→ **WORK TASK**
A faithful copy of the data, pictures omitted, is the required answer.

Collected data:
-.-.-

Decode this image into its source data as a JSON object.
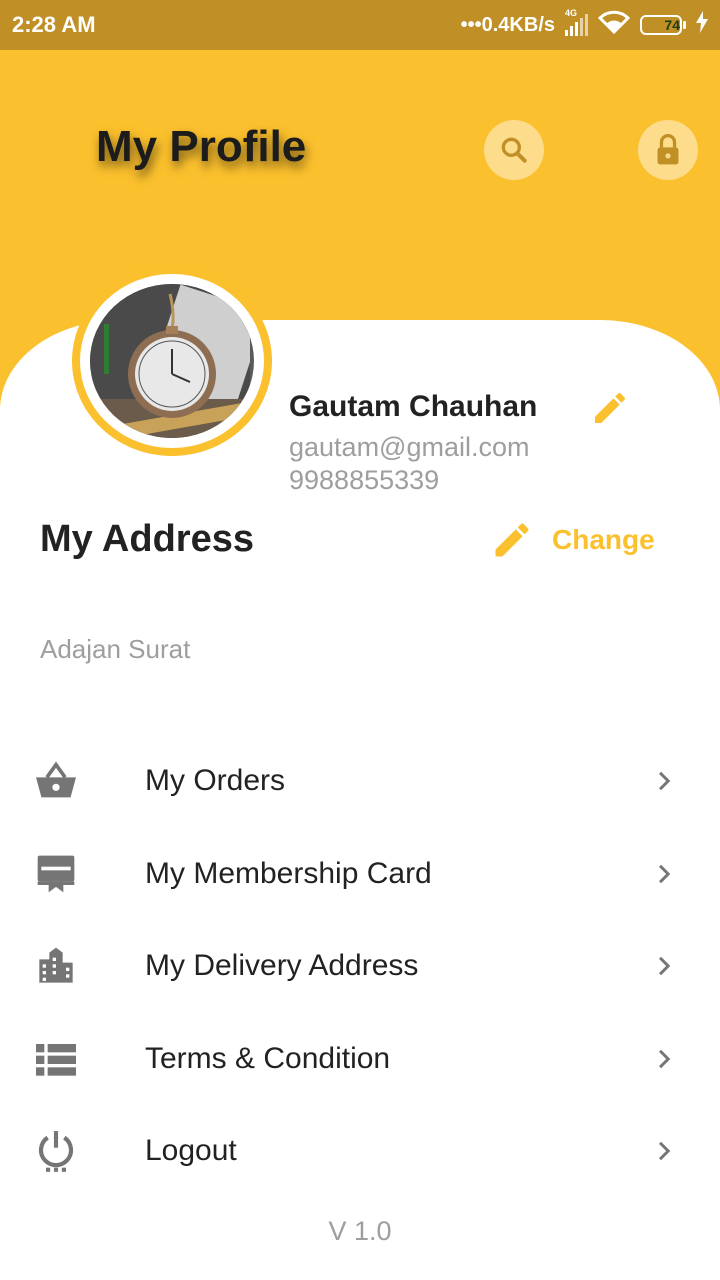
{
  "status_bar": {
    "time": "2:28 AM",
    "network_speed": "•••0.4KB/s",
    "network_type": "4G",
    "battery": "74",
    "battery_fraction": 0.74
  },
  "header": {
    "title": "My Profile",
    "search_icon": "search-icon",
    "lock_icon": "lock-icon"
  },
  "profile": {
    "name": "Gautam Chauhan",
    "email": "gautam@gmail.com",
    "phone": "9988855339"
  },
  "address": {
    "title": "My Address",
    "change_label": "Change",
    "value": "Adajan Surat"
  },
  "menu": {
    "items": [
      {
        "label": "My Orders",
        "icon": "basket-icon"
      },
      {
        "label": "My Membership Card",
        "icon": "card-icon"
      },
      {
        "label": "My Delivery Address",
        "icon": "building-icon"
      },
      {
        "label": "Terms & Condition",
        "icon": "list-icon"
      },
      {
        "label": "Logout",
        "icon": "power-icon"
      }
    ]
  },
  "version": "V 1.0",
  "colors": {
    "primary": "#fbc02d",
    "status_bar": "#c08f25",
    "icon_grey": "#757575",
    "text_grey": "#9e9e9e"
  }
}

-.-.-

→ **SOLVED EXERCISE**
Decode this image into its source data as a JSON object.
{
  "status_bar": {
    "time": "2:28 AM",
    "network_speed": "•••0.4KB/s",
    "network_type": "4G",
    "battery": "74",
    "battery_fraction": 0.74
  },
  "header": {
    "title": "My Profile",
    "search_icon": "search-icon",
    "lock_icon": "lock-icon"
  },
  "profile": {
    "name": "Gautam Chauhan",
    "email": "gautam@gmail.com",
    "phone": "9988855339"
  },
  "address": {
    "title": "My Address",
    "change_label": "Change",
    "value": "Adajan Surat"
  },
  "menu": {
    "items": [
      {
        "label": "My Orders",
        "icon": "basket-icon"
      },
      {
        "label": "My Membership Card",
        "icon": "card-icon"
      },
      {
        "label": "My Delivery Address",
        "icon": "building-icon"
      },
      {
        "label": "Terms & Condition",
        "icon": "list-icon"
      },
      {
        "label": "Logout",
        "icon": "power-icon"
      }
    ]
  },
  "version": "V 1.0",
  "colors": {
    "primary": "#fbc02d",
    "status_bar": "#c08f25",
    "icon_grey": "#757575",
    "text_grey": "#9e9e9e"
  }
}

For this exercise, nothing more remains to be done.